A Giving Habit

One year when I was growing up, my grandparents visited us to celebrate my grandfather’s birthday. After we ate cake and ice cream, we sat around the living room, each handing our gifts to him. As is our family’s tradition, he opened one gift at a time, pausing to show off, admire and comment on each item. When he opened a small box from my parents, he found a printed piece of paper inside with a picture of a goat and his name. I was confused: What would my grandfather do with a goat? It took several minutes of explaining for me to understand that a goat was not waiting in the garage to ride home in the backseat of their Toyota Camry, but that one had been sent to a family somewhere in Africa, providing food and income to a place where it is scarce. I eventually pictured a brown and white goat with a tag around its neck bearing my grandfather’s name.

When I walk down Memory Lane, I realize I’ve had major philanthropic influences in my life that stealthily created a habit to give back. From the all-women Keywanettes Club in my small public high school, to my own cherished memories at another non-profit summer camp, and even to a goat in a box for my grandfather’s birthday, a culture of giving permeated my young life. I’m certain that because of these influences, I have the natural drive to give back in a consistent way, finagling volunteer hours and donations into my schedule and budget.

…camp is naturally a place of giving, of sharing space and accepting emotions without judgement.

My personal life experience tells me that developing a philanthropic habit needs to start young. What more perfect place to teach these life lessons than at camp? As a close-knit community, camp is naturally a place of giving, of sharing space and accepting emotions without judgement. I heard at a conference this winter that the United States is the most giving country in the world. Really! We lead the world in philanthropic donations, more than $410 billion in 2017, and are the third most generous in terms of number of individuals who volunteer time or resources. This is an increase of almost $20 billion from 2016! I was surprised to hear this because when I think about our reputation as Americans, generosity is not usually the characteristic that first comes to mind. I’m glad to be proven incorrect.

At GRP, we continue to define our own “culture of giving” and therefore contribute to the statistic that I learned. We request that the entire community respect the land, each other, and all living things every Opening Day in the Respect Circle ceremony. We ask our staff members to give back through shouldering the communal responsibility of daily chores, by caring for themselves and each other in a professional manner, and challenging themselves to donate up to one day’s pay to go toward our scholarship fund. And we expect our campers to exercise their respect through cabin clean-up time and to eat consciously in the dining hall.

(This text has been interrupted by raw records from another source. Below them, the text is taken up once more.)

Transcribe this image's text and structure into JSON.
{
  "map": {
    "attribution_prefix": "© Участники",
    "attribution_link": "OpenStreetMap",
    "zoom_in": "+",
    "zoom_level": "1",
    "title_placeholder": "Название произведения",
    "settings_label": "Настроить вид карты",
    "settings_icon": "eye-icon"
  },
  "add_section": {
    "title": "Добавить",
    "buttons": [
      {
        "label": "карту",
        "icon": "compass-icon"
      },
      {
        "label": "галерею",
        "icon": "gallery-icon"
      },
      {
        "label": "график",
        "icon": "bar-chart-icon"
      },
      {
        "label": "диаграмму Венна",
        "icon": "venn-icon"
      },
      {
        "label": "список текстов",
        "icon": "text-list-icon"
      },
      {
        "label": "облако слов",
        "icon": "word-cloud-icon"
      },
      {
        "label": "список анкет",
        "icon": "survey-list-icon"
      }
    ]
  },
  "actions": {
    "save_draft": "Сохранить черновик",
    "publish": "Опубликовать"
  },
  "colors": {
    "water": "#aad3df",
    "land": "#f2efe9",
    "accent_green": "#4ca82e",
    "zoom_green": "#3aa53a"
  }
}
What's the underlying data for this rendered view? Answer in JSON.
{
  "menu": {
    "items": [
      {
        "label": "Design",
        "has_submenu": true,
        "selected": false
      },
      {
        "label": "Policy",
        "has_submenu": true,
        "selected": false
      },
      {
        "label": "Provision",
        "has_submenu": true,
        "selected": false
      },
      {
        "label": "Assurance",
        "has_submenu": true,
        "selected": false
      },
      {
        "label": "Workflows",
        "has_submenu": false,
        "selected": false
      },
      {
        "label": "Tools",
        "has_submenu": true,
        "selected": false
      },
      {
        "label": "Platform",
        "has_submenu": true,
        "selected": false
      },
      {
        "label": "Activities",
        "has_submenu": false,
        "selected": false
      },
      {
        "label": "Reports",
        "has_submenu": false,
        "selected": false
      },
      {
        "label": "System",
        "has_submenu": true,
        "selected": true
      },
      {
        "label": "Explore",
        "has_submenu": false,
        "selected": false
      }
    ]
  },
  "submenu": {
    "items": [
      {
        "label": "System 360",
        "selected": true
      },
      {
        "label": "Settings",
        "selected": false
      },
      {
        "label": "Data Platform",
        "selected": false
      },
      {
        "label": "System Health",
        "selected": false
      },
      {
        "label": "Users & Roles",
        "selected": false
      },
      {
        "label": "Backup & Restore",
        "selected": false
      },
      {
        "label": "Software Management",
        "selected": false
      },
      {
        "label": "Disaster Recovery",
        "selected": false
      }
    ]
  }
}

Millennials and GenZ need to feel a connection to what and why they give, to be filled with purpose, and by encouraging them to be their best selves, camp can help them find purpose. Through an annual return to self each summer, camp provides the consistent message that we can and should give back in one way or another. Consistency is key! If we provide consistent reasons to give back, camp will continue to produce campers and staff who will act as philanthropic leaders in the world both today and in the future.